■ Task brief:
Down to the last line below, repeat the entries word for word and drop the pictures.

....................

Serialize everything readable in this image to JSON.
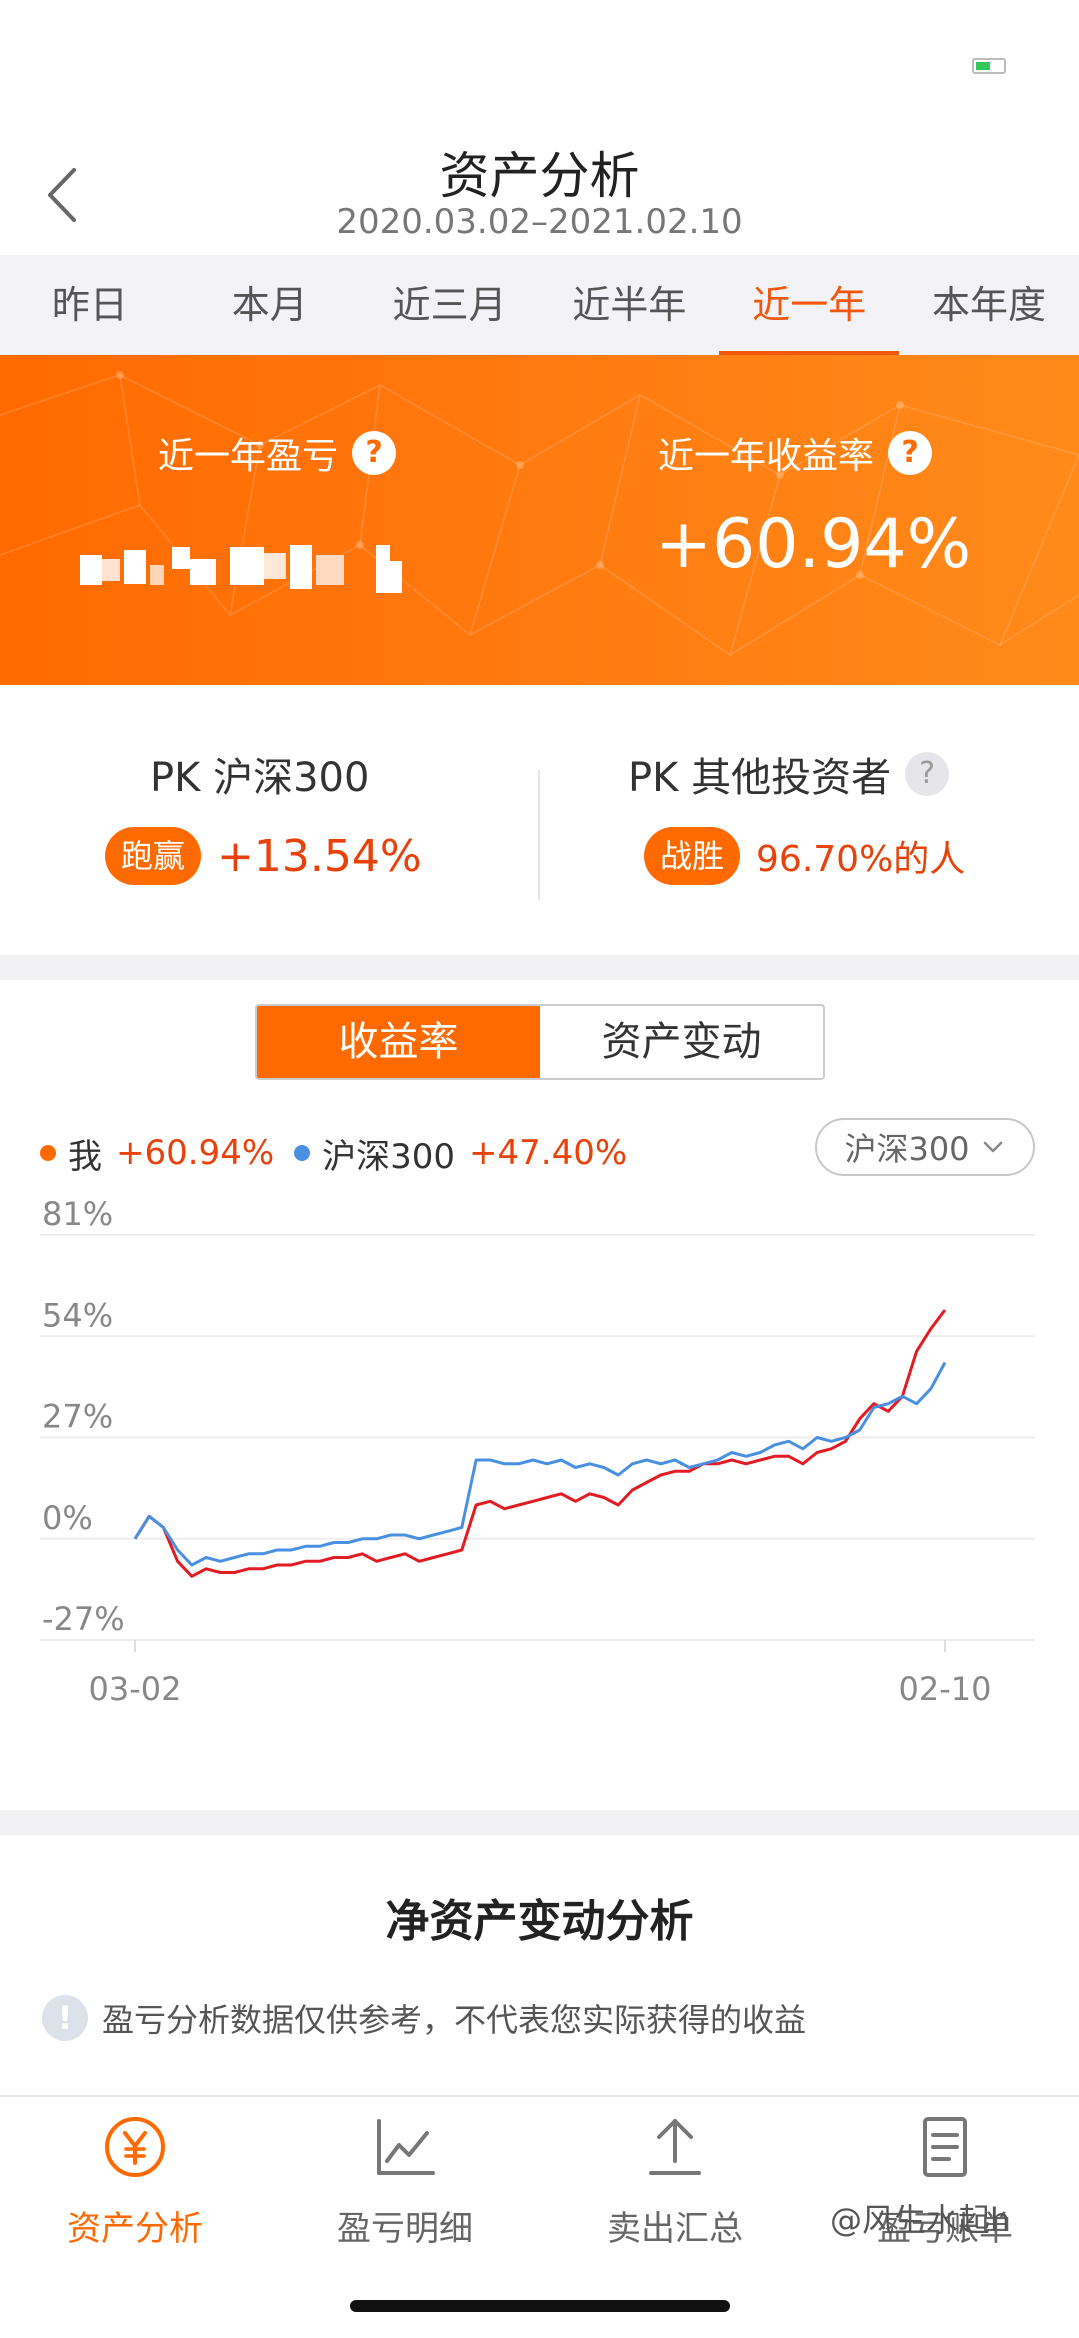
{
  "status_bar": {
    "battery_color": "#34c759"
  },
  "nav": {
    "title": "资产分析",
    "date_range": "2020.03.02–2021.02.10"
  },
  "tabs": [
    {
      "label": "昨日",
      "active": false
    },
    {
      "label": "本月",
      "active": false
    },
    {
      "label": "近三月",
      "active": false
    },
    {
      "label": "近半年",
      "active": false
    },
    {
      "label": "近一年",
      "active": true
    },
    {
      "label": "本年度",
      "active": false
    }
  ],
  "hero": {
    "pnl_label": "近一年盈亏",
    "pnl_value_hidden": true,
    "rate_label": "近一年收益率",
    "rate_value": "+60.94%",
    "help_glyph": "?"
  },
  "pk": {
    "left_title": "PK 沪深300",
    "left_badge": "跑赢",
    "left_value": "+13.54%",
    "right_title": "PK 其他投资者",
    "right_badge": "战胜",
    "right_value": "96.70%的人",
    "help_glyph": "?"
  },
  "chart_panel": {
    "tab_return": "收益率",
    "tab_assets": "资产变动",
    "benchmark_select": "沪深300"
  },
  "chart_data": {
    "type": "line",
    "x_labels": [
      "03-02",
      "02-10"
    ],
    "ylim": [
      -27,
      81
    ],
    "y_ticks": [
      "81%",
      "54%",
      "27%",
      "0%",
      "-27%"
    ],
    "grid": true,
    "legend_position": "top-left",
    "series": [
      {
        "name": "我",
        "final_label": "+60.94%",
        "color": "#e31b23",
        "values": [
          0,
          6,
          3,
          -6,
          -10,
          -8,
          -9,
          -9,
          -8,
          -8,
          -7,
          -7,
          -6,
          -6,
          -5,
          -5,
          -4,
          -6,
          -5,
          -4,
          -6,
          -5,
          -4,
          -3,
          9,
          10,
          8,
          9,
          10,
          11,
          12,
          10,
          12,
          11,
          9,
          13,
          15,
          17,
          18,
          18,
          20,
          20,
          21,
          20,
          21,
          22,
          22,
          20,
          23,
          24,
          26,
          32,
          36,
          34,
          38,
          50,
          56,
          61
        ]
      },
      {
        "name": "沪深300",
        "final_label": "+47.40%",
        "color": "#4a90e2",
        "values": [
          0,
          6,
          3,
          -3,
          -7,
          -5,
          -6,
          -5,
          -4,
          -4,
          -3,
          -3,
          -2,
          -2,
          -1,
          -1,
          0,
          0,
          1,
          1,
          0,
          1,
          2,
          3,
          21,
          21,
          20,
          20,
          21,
          20,
          21,
          19,
          20,
          19,
          17,
          20,
          21,
          20,
          21,
          19,
          20,
          21,
          23,
          22,
          23,
          25,
          26,
          24,
          27,
          26,
          27,
          29,
          35,
          36,
          38,
          36,
          40,
          47
        ]
      }
    ]
  },
  "net_asset": {
    "title": "净资产变动分析",
    "info_glyph": "!",
    "disclaimer": "盈亏分析数据仅供参考，不代表您实际获得的收益"
  },
  "bottom_nav": [
    {
      "label": "资产分析",
      "icon": "yen-icon",
      "active": true
    },
    {
      "label": "盈亏明细",
      "icon": "line-chart-icon",
      "active": false
    },
    {
      "label": "卖出汇总",
      "icon": "upload-icon",
      "active": false
    },
    {
      "label": "盈亏账单",
      "icon": "bill-icon",
      "active": false
    }
  ],
  "watermark": "@风生水起h",
  "colors": {
    "accent": "#ff6a00",
    "gain": "#e8420a",
    "my_series": "#e31b23",
    "benchmark_series": "#4a90e2"
  }
}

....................

■ Expected output:
Serialize everything readable in this image to JSON.
{
  "status_bar": {
    "battery_color": "#34c759"
  },
  "nav": {
    "title": "资产分析",
    "date_range": "2020.03.02–2021.02.10"
  },
  "tabs": [
    {
      "label": "昨日",
      "active": false
    },
    {
      "label": "本月",
      "active": false
    },
    {
      "label": "近三月",
      "active": false
    },
    {
      "label": "近半年",
      "active": false
    },
    {
      "label": "近一年",
      "active": true
    },
    {
      "label": "本年度",
      "active": false
    }
  ],
  "hero": {
    "pnl_label": "近一年盈亏",
    "pnl_value_hidden": true,
    "rate_label": "近一年收益率",
    "rate_value": "+60.94%",
    "help_glyph": "?"
  },
  "pk": {
    "left_title": "PK 沪深300",
    "left_badge": "跑赢",
    "left_value": "+13.54%",
    "right_title": "PK 其他投资者",
    "right_badge": "战胜",
    "right_value": "96.70%的人",
    "help_glyph": "?"
  },
  "chart_panel": {
    "tab_return": "收益率",
    "tab_assets": "资产变动",
    "benchmark_select": "沪深300"
  },
  "chart_data": {
    "type": "line",
    "x_labels": [
      "03-02",
      "02-10"
    ],
    "ylim": [
      -27,
      81
    ],
    "y_ticks": [
      "81%",
      "54%",
      "27%",
      "0%",
      "-27%"
    ],
    "grid": true,
    "legend_position": "top-left",
    "series": [
      {
        "name": "我",
        "final_label": "+60.94%",
        "color": "#e31b23",
        "values": [
          0,
          6,
          3,
          -6,
          -10,
          -8,
          -9,
          -9,
          -8,
          -8,
          -7,
          -7,
          -6,
          -6,
          -5,
          -5,
          -4,
          -6,
          -5,
          -4,
          -6,
          -5,
          -4,
          -3,
          9,
          10,
          8,
          9,
          10,
          11,
          12,
          10,
          12,
          11,
          9,
          13,
          15,
          17,
          18,
          18,
          20,
          20,
          21,
          20,
          21,
          22,
          22,
          20,
          23,
          24,
          26,
          32,
          36,
          34,
          38,
          50,
          56,
          61
        ]
      },
      {
        "name": "沪深300",
        "final_label": "+47.40%",
        "color": "#4a90e2",
        "values": [
          0,
          6,
          3,
          -3,
          -7,
          -5,
          -6,
          -5,
          -4,
          -4,
          -3,
          -3,
          -2,
          -2,
          -1,
          -1,
          0,
          0,
          1,
          1,
          0,
          1,
          2,
          3,
          21,
          21,
          20,
          20,
          21,
          20,
          21,
          19,
          20,
          19,
          17,
          20,
          21,
          20,
          21,
          19,
          20,
          21,
          23,
          22,
          23,
          25,
          26,
          24,
          27,
          26,
          27,
          29,
          35,
          36,
          38,
          36,
          40,
          47
        ]
      }
    ]
  },
  "net_asset": {
    "title": "净资产变动分析",
    "info_glyph": "!",
    "disclaimer": "盈亏分析数据仅供参考，不代表您实际获得的收益"
  },
  "bottom_nav": [
    {
      "label": "资产分析",
      "icon": "yen-icon",
      "active": true
    },
    {
      "label": "盈亏明细",
      "icon": "line-chart-icon",
      "active": false
    },
    {
      "label": "卖出汇总",
      "icon": "upload-icon",
      "active": false
    },
    {
      "label": "盈亏账单",
      "icon": "bill-icon",
      "active": false
    }
  ],
  "watermark": "@风生水起h",
  "colors": {
    "accent": "#ff6a00",
    "gain": "#e8420a",
    "my_series": "#e31b23",
    "benchmark_series": "#4a90e2"
  }
}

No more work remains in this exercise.